Porsche has built some fabulous 911 variants—the most formidable being the 911 GT2 RS. Powered by a 3.8-liter, twin-turbo flat-six, it makes 691 hp delivered to just the rear wheels through a seven-speed dual-clutch gearbox famously known as the PDK (Porsche-Doppelkupplungsgetriebe). While it’s difficult to imagine improving on such a design, that’s precisely the job of Porsche Motorsport. And in collaboration with Manthey-Racing GmbH, it has done just that with the reveal of the Porsche 911 GT2 RS Clubsport 25.
The new release is not a street-legal model but intended expressly for track days and circuit racing. Named in honor of Manthey’s 25th anniversary, the 911 GT2 RS Clubsport 25 is, like the limited-production 2018 Porsche 935 that preceded it, based largely on the GT2 RS Clubsport, but with technical and design touches that distinguish it from the “regular” Clubsport model.
The Manthey team was founded in 1996 by racer Olaf Manthey, and the company has a history that includes seven wins at the 24 Hours Nürburgring. There, Manthey’s 911 GT3 R garnered attention, not just through its performance, but with its distinctive green-and-yellow livery, earning the name “Grello” from its supporters.
The team has been working closely with Porsche Motorsport since 2013 (the year Porsche AG acquired 51 percent ownership in Manthey), and the success of the long-standing partnership is obvious in this vehicle built for competition.

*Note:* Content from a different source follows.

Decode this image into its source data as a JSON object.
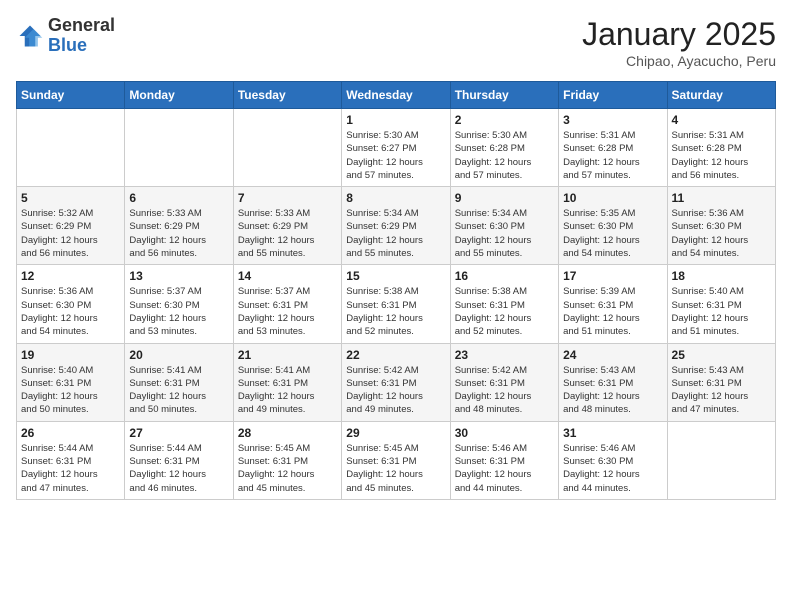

“It amalgamates the respective strengths of each partner into one racing car, and at the same time bridges the gap between the 991 and 992 model generations of the 911,” stated Grant Larson, Porsche’s director of Special Projects, in the marque’s official announcement. In the latter, Larson— the designer of the 911 RSR, 911 GT3 R and the modern 935—went on to give more specifics on how the two companies teamed up, adding: “Manthey contributed the basic concept and the technical ideas, with Porsche providing the final design. We used the characteristic color scheme of Manthey’s ‘Grello’ to specifically highlight certain functional areas of the vehicle.”
Technical underpinnings of the GT2 RS Clubsport 25 are shared with the recent 935, both cars being derived from the GT2 RS Clubsport. A centrally mounted radiator—similar the one used in the 911 GT3 R—optimizes airflow, combined with a redesigned carbon-fiber hood and front apron with a central inlet. Aero accoutrements include double flics on the outside and a closed underbody. A conspicuous center-positioned NACA duct funnels fresh air into the interior, while flared wheel arches channel hot exhaust.
A wider track than the GT2 RS Clubsport results from using suspension components in the modern 935, riding on center-lock 18-inch wheels. The business end features a wide rear spoiler and a revised diffuser that highlights a new exhaust system featuring tailpipes that are impossible to ignore. Headlights employ a four-stripe design derived from the Le Mans-winning 911 RSR, but offer improved visibility. Such refinement exemplifies Manthey-Racing’s guiding principle, “Closer to Perfection,” according to Nicolas Raeder, managing director of the team. He characterizes the company’s values as “straightforward and meticulous, flexible and uncompromising.”
Understandably, such uncommon perfection is hard to come by. Porsche will make only make 30 examples of the 911 GT2 RS Clubsport 25 and only six will be heading to North America, estimated to arrive in January. Prospective buyers of the race car, which is priced at $620,000 (plus taxes and shipping), can enquire via email at 911GT2RSClubsport25@porsche.de.